Study: High risk for Earthquake and Tsunami in Caribbean

The shaking hazard from the scenario earthquake is limited to Guadeloupe.
The shaking hazard from the scenario earthquake is predominantly limited to Guadeloupe, though other islands could be affected.
Credits: USGS

USGS and French researchers studying the plate boundary in the Lesser Antilles region—the area where 20 of the 26 Caribbean islands are located—estimate that enough unreleased strain may have accumulated offshore of Guadeloupe to potentially create a magnitude 8.0-8.4 earthquake, as USGS announced on its website. The paper was recently published in the Geophysical Journal International.

This is especially critical since there is low awareness of the elevated earthquake risk in this region. "Perception that a mega quake can occur in the Caribbean is low because none have been observed over the past century, and the rate at which the tectonic plates converge is fairly slow," said USGS scientist Gavin Hayes, lead author of the paper. "Nevertheless, we show that enough unreleased strain may have accumulated on the subduction zone since the 19th century to generate a mega quake in the future."

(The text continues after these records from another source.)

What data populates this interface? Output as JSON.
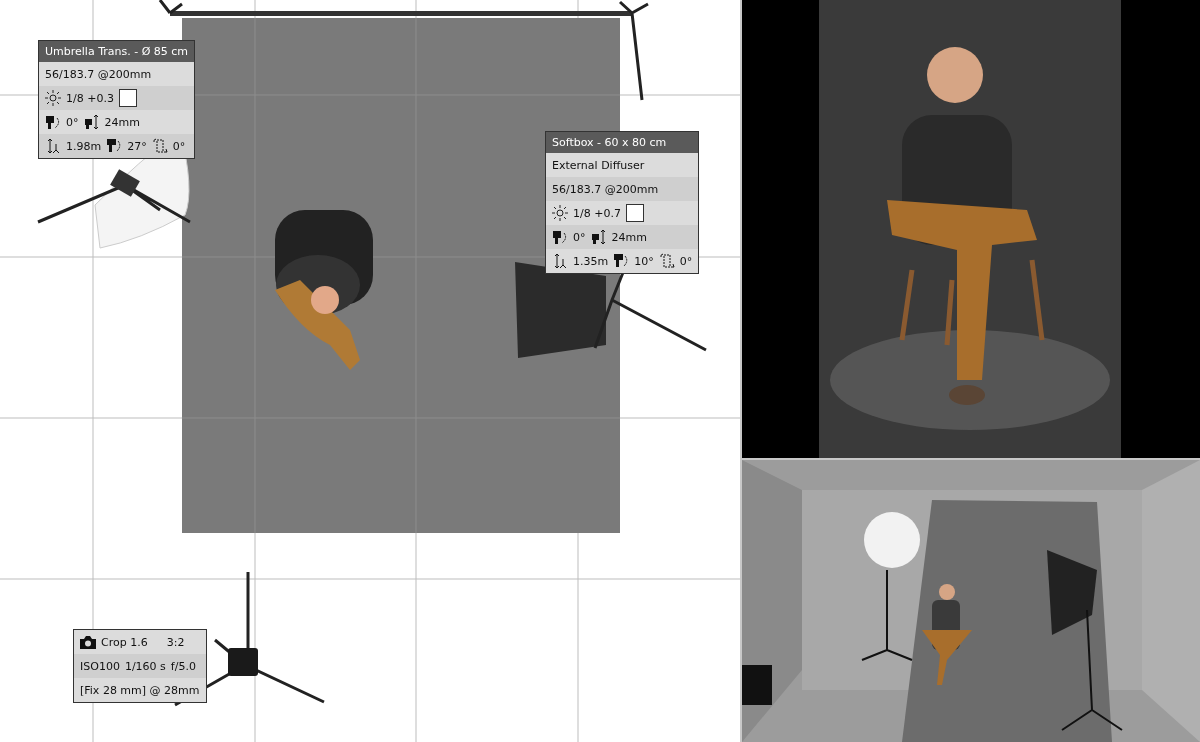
{
  "plan": {
    "lights": [
      {
        "kind": "umbrella",
        "title": "Umbrella Trans. - Ø 85 cm",
        "power": "56/183.7 @200mm",
        "flash": "1/8 +0.3",
        "color": "#ffffff",
        "rotation": "0°",
        "zoom": "24mm",
        "height": "1.98m",
        "tilt": "27°",
        "roll": "0°"
      },
      {
        "kind": "softbox",
        "title": "Softbox - 60 x 80 cm",
        "modifier": "External Diffuser",
        "power": "56/183.7 @200mm",
        "flash": "1/8 +0.7",
        "color": "#ffffff",
        "rotation": "0°",
        "zoom": "24mm",
        "height": "1.35m",
        "tilt": "10°",
        "roll": "0°"
      }
    ],
    "camera": {
      "crop": "Crop 1.6",
      "ratio": "3:2",
      "iso": "ISO100",
      "shutter": "1/160 s",
      "aperture": "f/5.0",
      "lens": "[Fix 28 mm] @ 28mm"
    }
  }
}
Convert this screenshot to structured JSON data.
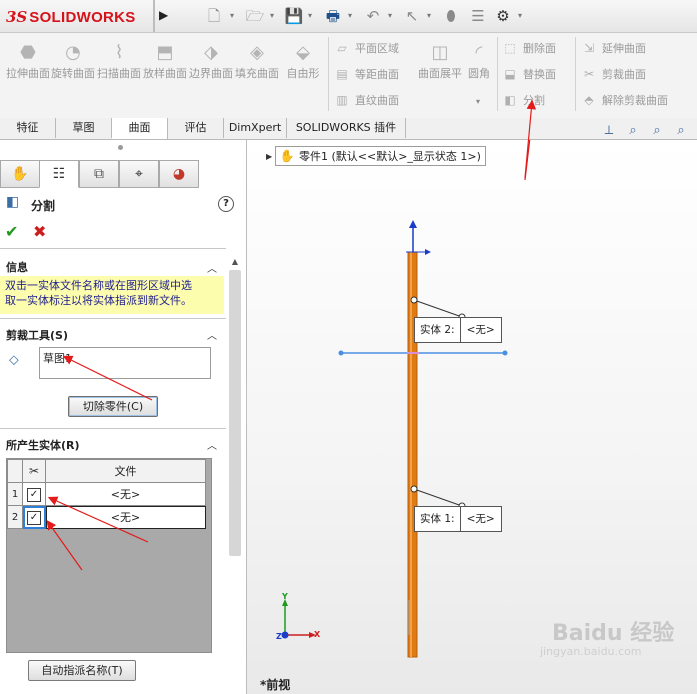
{
  "app": {
    "logo_prefix": "3S",
    "logo_text": "SOLIDWORKS"
  },
  "quick_toolbar": {
    "icons": [
      "new-document-icon",
      "open-icon",
      "save-icon",
      "print-icon",
      "undo-icon",
      "select-icon",
      "rebuild-icon",
      "file-properties-icon",
      "options-icon"
    ]
  },
  "ribbon": {
    "large_buttons": [
      {
        "label": "拉伸曲面",
        "icon": "extruded-surface-icon"
      },
      {
        "label": "旋转曲面",
        "icon": "revolved-surface-icon"
      },
      {
        "label": "扫描曲面",
        "icon": "swept-surface-icon"
      },
      {
        "label": "放样曲面",
        "icon": "lofted-surface-icon"
      },
      {
        "label": "边界曲面",
        "icon": "boundary-surface-icon"
      },
      {
        "label": "填充曲面",
        "icon": "filled-surface-icon"
      },
      {
        "label": "自由形",
        "icon": "freeform-icon"
      }
    ],
    "group2": [
      {
        "label": "平面区域",
        "icon": "planar-surface-icon"
      },
      {
        "label": "等距曲面",
        "icon": "offset-surface-icon"
      },
      {
        "label": "直纹曲面",
        "icon": "ruled-surface-icon"
      }
    ],
    "group2_large": [
      {
        "label": "曲面展平",
        "icon": "surface-flatten-icon"
      },
      {
        "label": "圆角",
        "icon": "fillet-icon"
      }
    ],
    "group3": [
      {
        "label": "删除面",
        "icon": "delete-face-icon"
      },
      {
        "label": "替换面",
        "icon": "replace-face-icon"
      },
      {
        "label": "分割",
        "icon": "split-icon"
      }
    ],
    "group4": [
      {
        "label": "延伸曲面",
        "icon": "extend-surface-icon"
      },
      {
        "label": "剪裁曲面",
        "icon": "trim-surface-icon"
      },
      {
        "label": "解除剪裁曲面",
        "icon": "untrim-surface-icon"
      }
    ]
  },
  "command_tabs": [
    {
      "label": "特征",
      "active": false
    },
    {
      "label": "草图",
      "active": false
    },
    {
      "label": "曲面",
      "active": true
    },
    {
      "label": "评估",
      "active": false
    },
    {
      "label": "DimXpert",
      "active": false
    },
    {
      "label": "SOLIDWORKS 插件",
      "active": false
    }
  ],
  "property_manager": {
    "tab_icons": [
      "feature-manager-icon",
      "property-manager-icon",
      "configuration-manager-icon",
      "dimxpert-manager-icon",
      "display-manager-icon"
    ],
    "title": "分割",
    "help_label": "?",
    "ok_label": "✔",
    "cancel_label": "✖",
    "info": {
      "title": "信息",
      "text_line1": "双击一实体文件名称或在图形区域中选",
      "text_line2": "取一实体标注以将实体指派到新文件。"
    },
    "trim_tools": {
      "title": "剪裁工具(S)",
      "items": [
        "草图1"
      ],
      "cut_button": "切除零件(C)"
    },
    "resulting_bodies": {
      "title": "所产生实体(R)",
      "column_file": "文件",
      "rows": [
        {
          "num": "1",
          "checked": true,
          "file": "<无>"
        },
        {
          "num": "2",
          "checked": true,
          "file": "<无>"
        }
      ]
    },
    "auto_assign_button": "自动指派名称(T)"
  },
  "graphics": {
    "tree_node": "零件1  (默认<<默认>_显示状态 1>)",
    "callouts": [
      {
        "label": "实体  2:",
        "value": "<无>"
      },
      {
        "label": "实体  1:",
        "value": "<无>"
      }
    ],
    "axes": {
      "x": "X",
      "y": "Y",
      "z": "Z"
    },
    "view_label": "*前视",
    "watermark": "Baidu 经验",
    "watermark_sub": "jingyan.baidu.com"
  },
  "colors": {
    "body_orange": "#e07a12",
    "sketch_blue": "#4a90e2",
    "annotation_red": "#e31b1b",
    "info_bg": "#fdfdae"
  }
}
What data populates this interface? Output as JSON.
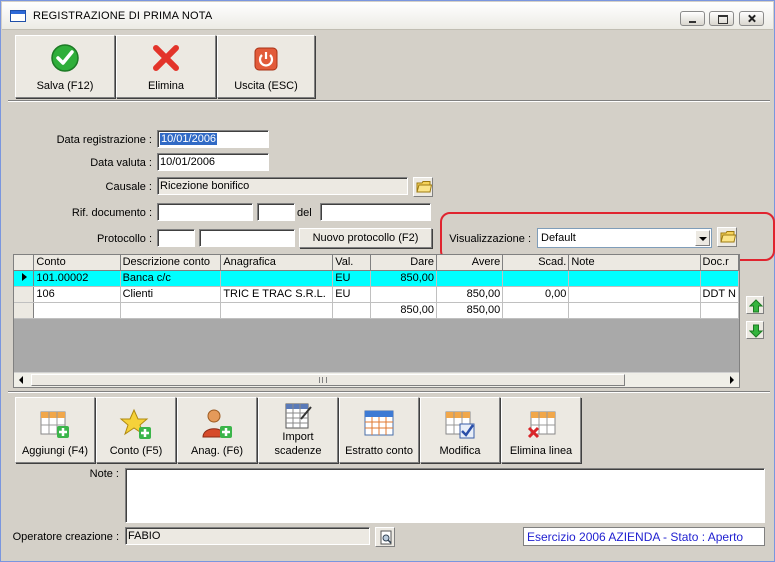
{
  "window": {
    "title": "REGISTRAZIONE DI PRIMA NOTA"
  },
  "toolbar": {
    "save_label": "Salva (F12)",
    "delete_label": "Elimina",
    "exit_label": "Uscita (ESC)"
  },
  "form": {
    "data_registrazione_label": "Data registrazione :",
    "data_registrazione_value": "10/01/2006",
    "data_valuta_label": "Data valuta :",
    "data_valuta_value": "10/01/2006",
    "causale_label": "Causale :",
    "causale_value": "Ricezione bonifico",
    "rif_documento_label": "Rif. documento :",
    "del_label": "del",
    "protocollo_label": "Protocollo :",
    "nuovo_protocollo_label": "Nuovo protocollo (F2)",
    "visualizzazione_label": "Visualizzazione :",
    "visualizzazione_value": "Default"
  },
  "grid": {
    "columns": [
      "Conto",
      "Descrizione conto",
      "Anagrafica",
      "Val.",
      "Dare",
      "Avere",
      "Scad.",
      "Note",
      "Doc.r"
    ],
    "rows": [
      {
        "conto": "101.00002",
        "descrizione": "Banca c/c",
        "anagrafica": "",
        "val": "EU",
        "dare": "850,00",
        "avere": "",
        "scad": "",
        "note": "",
        "doc": ""
      },
      {
        "conto": "106",
        "descrizione": "Clienti",
        "anagrafica": "TRIC E TRAC S.R.L.",
        "val": "EU",
        "dare": "",
        "avere": "850,00",
        "scad": "0,00",
        "note": "",
        "doc": "DDT N"
      }
    ],
    "totals": {
      "dare": "850,00",
      "avere": "850,00"
    },
    "scroll_grip": "III"
  },
  "bottom_toolbar": {
    "aggiungi_label": "Aggiungi (F4)",
    "conto_label": "Conto (F5)",
    "anag_label": "Anag. (F6)",
    "import_line1": "Import",
    "import_line2": "scadenze",
    "estratto_label": "Estratto conto",
    "modifica_label": "Modifica",
    "elimina_linea_label": "Elimina linea"
  },
  "note_label": "Note :",
  "operatore_label": "Operatore creazione :",
  "operatore_value": "FABIO",
  "status_text": "Esercizio 2006 AZIENDA - Stato : Aperto",
  "colors": {
    "selection": "#316ac5",
    "active_row": "#00ffff",
    "highlight": "#e0242f",
    "status_text": "#1f1fd0"
  }
}
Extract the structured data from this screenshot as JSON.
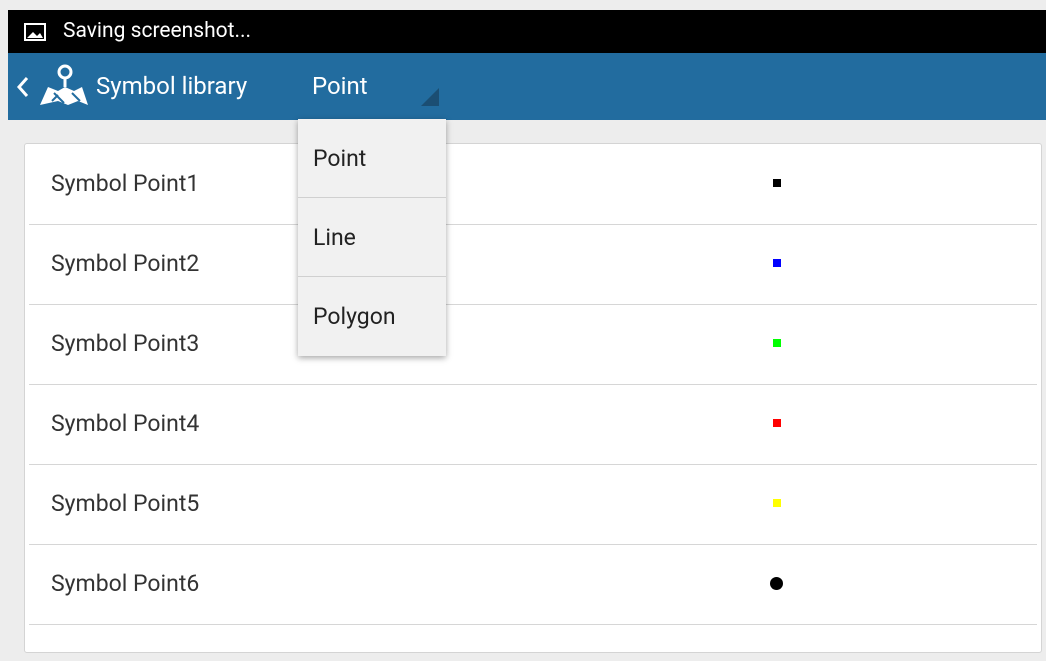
{
  "status_bar": {
    "notification_icon": "image-icon",
    "text": "Saving screenshot..."
  },
  "action_bar": {
    "back_icon": "chevron-left-icon",
    "app_icon": "map-pin-icon",
    "title": "Symbol library",
    "background": "#226c9f",
    "spinner": {
      "selected": "Point",
      "arrow_icon": "spinner-corner-arrow-icon"
    }
  },
  "symbols": [
    {
      "label": "Symbol Point1",
      "color": "#000000",
      "shape": "square"
    },
    {
      "label": "Symbol Point2",
      "color": "#0000ff",
      "shape": "square"
    },
    {
      "label": "Symbol Point3",
      "color": "#00ff00",
      "shape": "square"
    },
    {
      "label": "Symbol Point4",
      "color": "#ff0000",
      "shape": "square"
    },
    {
      "label": "Symbol Point5",
      "color": "#ffff00",
      "shape": "square"
    },
    {
      "label": "Symbol Point6",
      "color": "#000000",
      "shape": "circle"
    }
  ],
  "dropdown": {
    "options": [
      "Point",
      "Line",
      "Polygon"
    ]
  }
}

Based on historic strain release computations and previous research, the research team modeled several scenario earthquakes in the 7.5-8.5 magnitude range, using a variety of potential earthquake rupture areas and utilizing the USGS ShakeMap and PAGER software packages. Strong ground shaking during the scenario earthquake would likely cause loss of life and costly damages.